I very much enjoyed this article and the great strategies from Wendy Ostroff, author of Cultivating Curiosity in K-12 Classrooms, to encourage older students to be creative! I especially loved that the article described her as “a student of imagination and curiosity.” What a great way to be described.
Great video showing the importance of empathy from the Cleveland Clinic. https://youtu.be/cDDWvj_q-o8
Shadow a Student Challenge http://shadowastudent.org/ is a great way to empathize with your students and help you design new opportunities for them at your school. The website has a lot of great free resources!
Great article from The Interactive Design Foundation with ideas on how to be an empathic observer, learning how to understand body language, gaining an empathic understanding of people, conducting an interview with empathy, and building empathy with analogies.
Great RSA Short Brené Brown on Empathy https://youtu.be/1Evwgu369Jw
- Whose problem are you helping to solve? Who are you designing for?
- How have you developed your design brief to reflect the person/people’s needs?
- Whose perspective have you considered? What other perspectives might there be?
- What if this was you? What would you want or need?
- How could you improve or change this design to address the person/people’s needs?
- How does this person/people experience a situation?
- How could you understand more about this person’s experiences? How could you walk in their shoes?
- What observations have you made? What have you noticed and what do your noticings make you think and wonder?
- What stories might you need to hear from the person/people?
- What connections can you make? Connections between your own experiences and the experiences of others? Connections between the stories you hear and your observations?
- How will you know if your design is successful? What tests and specific feedback will you need?
- How can you identify the person/people’s needs? What interview questions could you ask?
Love these 12 Questions for Building Students’ Empathy in Design-Based Challenges from this article https://www.makersempire.com/building-students-empathy-with-design-based-challenges/
I loved this blog post http://www.spencerauthor.com/makermonday/ and in particular the quote below:
Creativity is an end in itself. It more than just a commodity that you trade or a skillset that you use. It’s part of what makes life epic. There’s something almost magical that happens when you get lost in your creative work and get lost in a state of creative flow only to step back at the end with the sense of accomplishment at what you created. Creativity is valuable, not just for a future job, but for the deeply human drive to make and build and tinker. It’s part of what makes us human.

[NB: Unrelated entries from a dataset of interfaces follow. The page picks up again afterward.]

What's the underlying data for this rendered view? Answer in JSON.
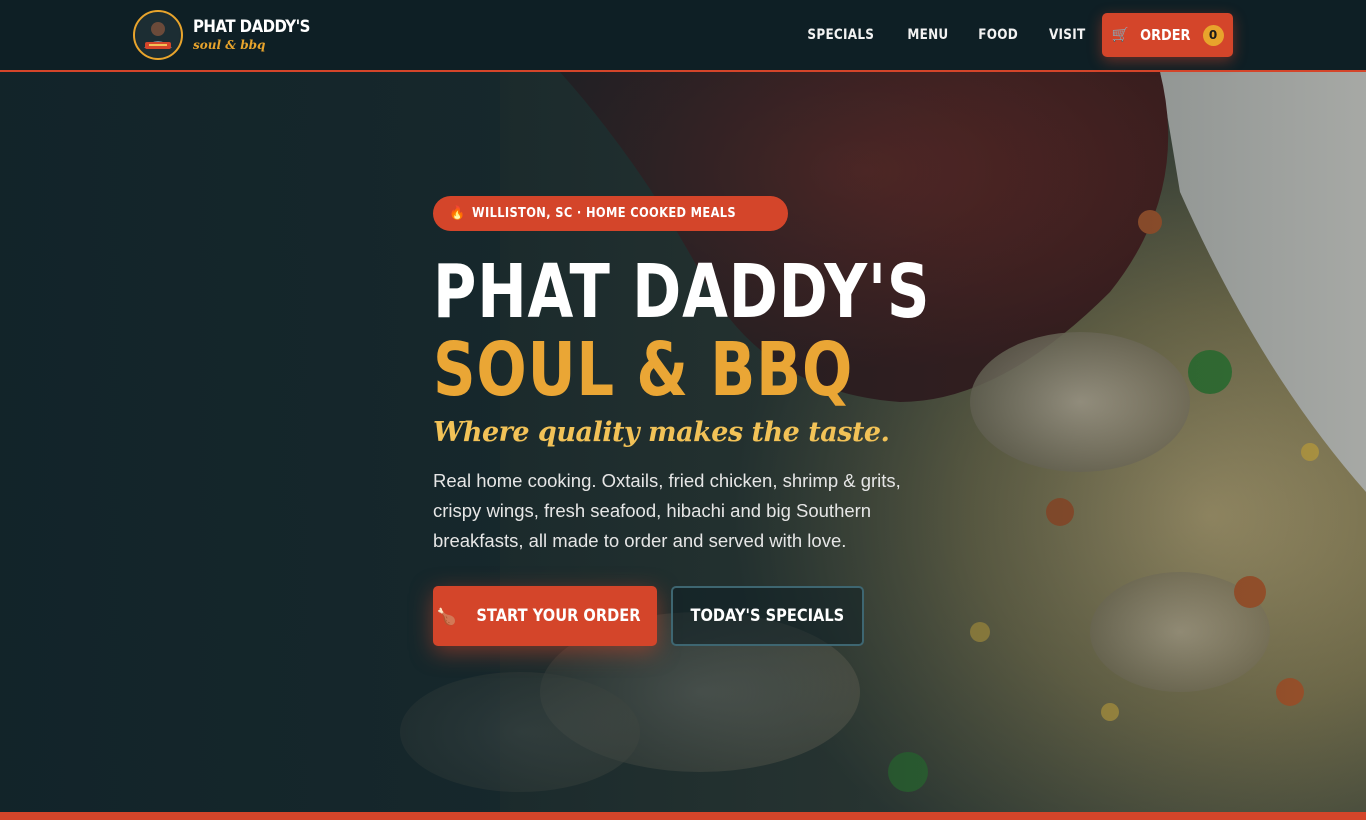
{
  "nav": {
    "logo_title": "PHAT DADDY'S",
    "logo_subtitle": "soul & bbq",
    "links": [
      "SPECIALS",
      "MENU",
      "FOOD",
      "VISIT"
    ],
    "order_label": "ORDER",
    "cart_count": "0",
    "cart_icon": "cart-icon"
  },
  "hero": {
    "badge": "WILLISTON, SC · HOME COOKED MEALS",
    "badge_icon": "fire-icon",
    "title_line1": "PHAT DADDY'S",
    "title_line2": "SOUL & BBQ",
    "tagline": "Where quality makes the taste.",
    "description": "Real home cooking. Oxtails, fried chicken, shrimp & grits, crispy wings, fresh seafood, hibachi and big Southern breakfasts, all made to order and served with love.",
    "primary_button": "START YOUR ORDER",
    "primary_icon": "drumstick-icon",
    "secondary_button": "TODAY'S SPECIALS"
  },
  "colors": {
    "accent": "#d4452a",
    "gold": "#eaa635",
    "navy": "#0e1f25"
  }
}
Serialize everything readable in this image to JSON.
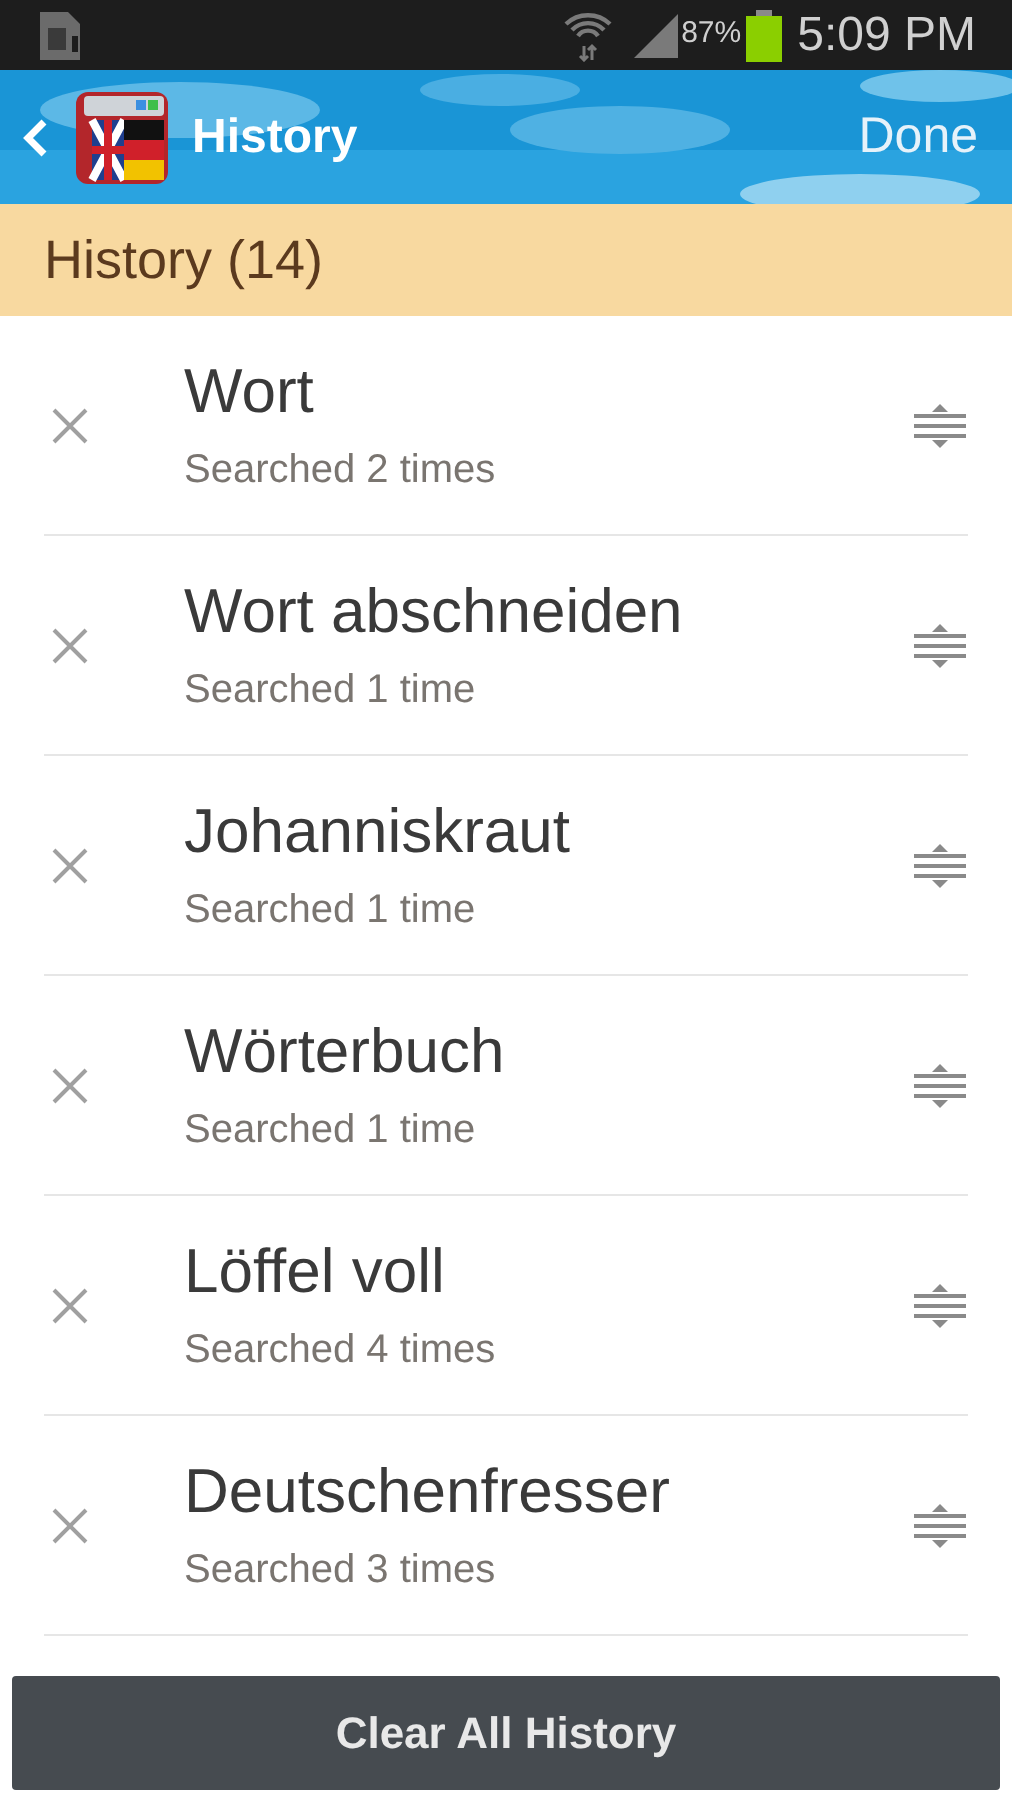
{
  "status_bar": {
    "battery": "87%",
    "time": "5:09 PM"
  },
  "action_bar": {
    "title": "History",
    "done": "Done"
  },
  "section": {
    "title": "History (14)"
  },
  "items": [
    {
      "word": "Wort",
      "count": "Searched 2 times"
    },
    {
      "word": "Wort abschneiden",
      "count": "Searched 1 time"
    },
    {
      "word": "Johanniskraut",
      "count": "Searched 1 time"
    },
    {
      "word": "Wörterbuch",
      "count": "Searched 1 time"
    },
    {
      "word": "Löffel voll",
      "count": "Searched 4 times"
    },
    {
      "word": "Deutschenfresser",
      "count": "Searched 3 times"
    }
  ],
  "clear_button": "Clear All History"
}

I loved this article – in particular the below quotes! https://www.edutopia.org/article/future-coding-schools
“Many people think of learning and education as a process of delivering information or delivering instruction. Other people see learning and education as student-centered—learning is about exploring, experimenting, creating. Those are very different visions that predate the computer, but of course the computer can fit into either of those two models. It’s a wonderful device for delivering information, but it can also be a wonderful device for creating, exploring, and experimenting.”
“I think the reasons for learning to code are the same as the reasons for learning to write. When we learn to write, we are learning how to organize, express, and share ideas. And when we learn to code, we are learning how to organize, express, and share ideas in new ways, in a new medium.”

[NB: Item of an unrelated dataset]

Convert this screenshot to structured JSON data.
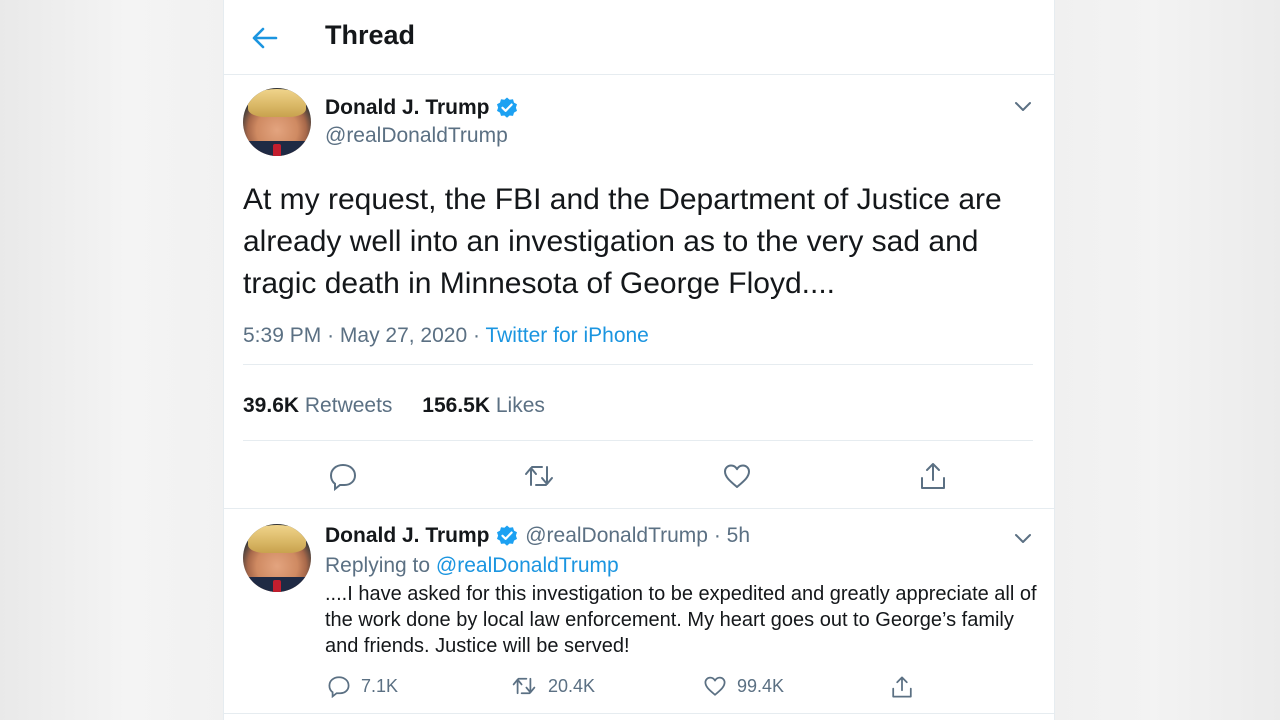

“These days I talk about our approach in terms of these four words that begin with the letter p: projects, passion, peers, and play. So that’s the approach I would take with coding, but also with any other learning: getting students to work on projects, based on their passion, in collaboration with peers, in a playful spirit. And each of those p’s is important. I think work on projects gives you an understanding of the creative process, how to start with just the inkling of an idea and then to build a prototype, share it with people, experiment with it, and continue to modify and improve it.”
Great activity here for using Scratch to create your own Google logo. Our Hour of Code middle school students really enjoyed it! https://csfirst.withgoogle.com/en/hoc2017#
Great educator design thinking resources from Cooper Hewitt.